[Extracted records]
• • •

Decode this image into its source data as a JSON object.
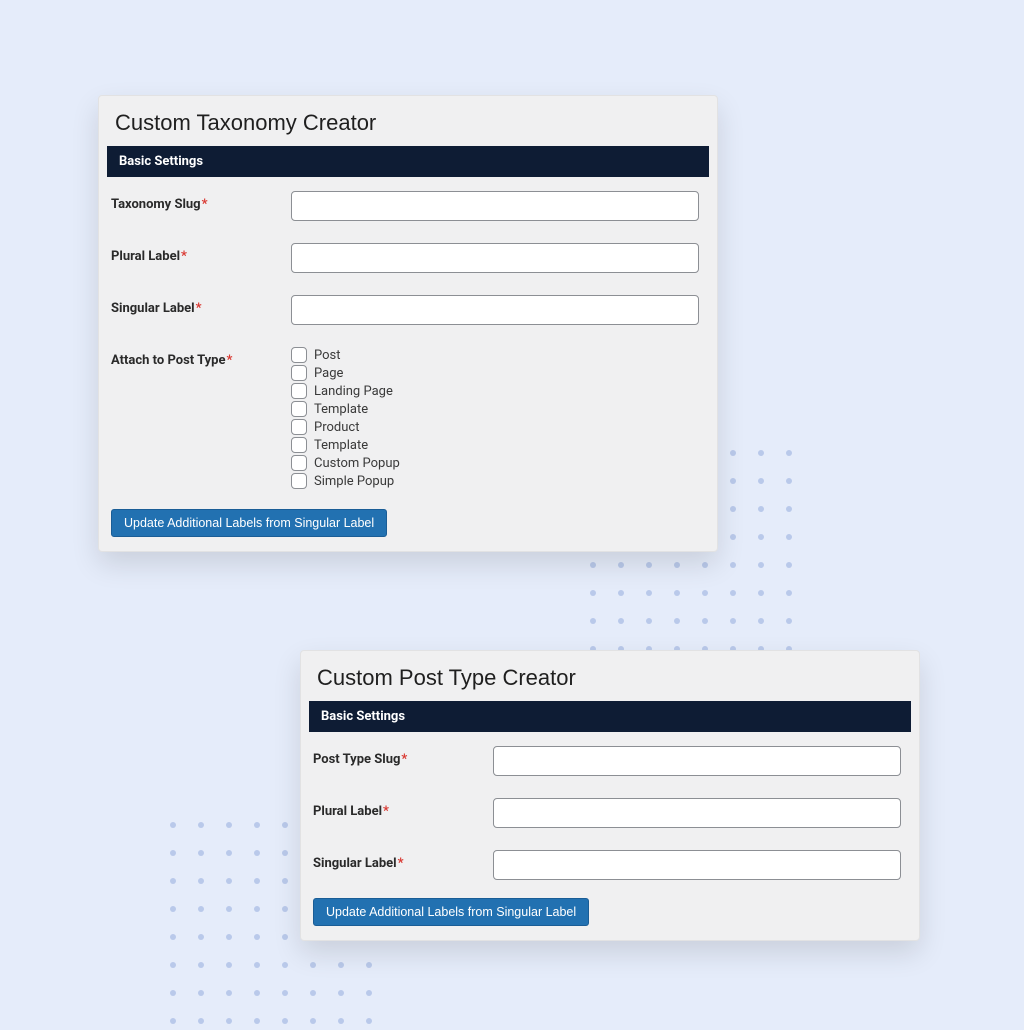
{
  "taxonomy_panel": {
    "title": "Custom Taxonomy Creator",
    "section": "Basic Settings",
    "fields": {
      "slug": {
        "label": "Taxonomy Slug",
        "required_marker": "*",
        "value": ""
      },
      "plural": {
        "label": "Plural Label",
        "required_marker": "*",
        "value": ""
      },
      "singular": {
        "label": "Singular Label",
        "required_marker": "*",
        "value": ""
      },
      "attach": {
        "label": "Attach to Post Type",
        "required_marker": "*",
        "options": [
          {
            "label": "Post",
            "checked": false
          },
          {
            "label": "Page",
            "checked": false
          },
          {
            "label": "Landing Page",
            "checked": false
          },
          {
            "label": "Template",
            "checked": false
          },
          {
            "label": "Product",
            "checked": false
          },
          {
            "label": "Template",
            "checked": false
          },
          {
            "label": "Custom Popup",
            "checked": false
          },
          {
            "label": "Simple Popup",
            "checked": false
          }
        ]
      }
    },
    "button": "Update Additional Labels from Singular Label"
  },
  "posttype_panel": {
    "title": "Custom Post Type Creator",
    "section": "Basic Settings",
    "fields": {
      "slug": {
        "label": "Post Type Slug",
        "required_marker": "*",
        "value": ""
      },
      "plural": {
        "label": "Plural Label",
        "required_marker": "*",
        "value": ""
      },
      "singular": {
        "label": "Singular Label",
        "required_marker": "*",
        "value": ""
      }
    },
    "button": "Update Additional Labels from Singular Label"
  },
  "colors": {
    "page_bg": "#e5ecfa",
    "panel_bg": "#f0f0f1",
    "header_bar": "#0e1c34",
    "button_primary": "#2271b1",
    "required": "#d9362f",
    "dot": "#b9c9ea"
  }
}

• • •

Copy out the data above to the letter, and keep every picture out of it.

Decode this image into its source data as a JSON object.
{
  "taxonomy_panel": {
    "title": "Custom Taxonomy Creator",
    "section": "Basic Settings",
    "fields": {
      "slug": {
        "label": "Taxonomy Slug",
        "required_marker": "*",
        "value": ""
      },
      "plural": {
        "label": "Plural Label",
        "required_marker": "*",
        "value": ""
      },
      "singular": {
        "label": "Singular Label",
        "required_marker": "*",
        "value": ""
      },
      "attach": {
        "label": "Attach to Post Type",
        "required_marker": "*",
        "options": [
          {
            "label": "Post",
            "checked": false
          },
          {
            "label": "Page",
            "checked": false
          },
          {
            "label": "Landing Page",
            "checked": false
          },
          {
            "label": "Template",
            "checked": false
          },
          {
            "label": "Product",
            "checked": false
          },
          {
            "label": "Template",
            "checked": false
          },
          {
            "label": "Custom Popup",
            "checked": false
          },
          {
            "label": "Simple Popup",
            "checked": false
          }
        ]
      }
    },
    "button": "Update Additional Labels from Singular Label"
  },
  "posttype_panel": {
    "title": "Custom Post Type Creator",
    "section": "Basic Settings",
    "fields": {
      "slug": {
        "label": "Post Type Slug",
        "required_marker": "*",
        "value": ""
      },
      "plural": {
        "label": "Plural Label",
        "required_marker": "*",
        "value": ""
      },
      "singular": {
        "label": "Singular Label",
        "required_marker": "*",
        "value": ""
      }
    },
    "button": "Update Additional Labels from Singular Label"
  },
  "colors": {
    "page_bg": "#e5ecfa",
    "panel_bg": "#f0f0f1",
    "header_bar": "#0e1c34",
    "button_primary": "#2271b1",
    "required": "#d9362f",
    "dot": "#b9c9ea"
  }
}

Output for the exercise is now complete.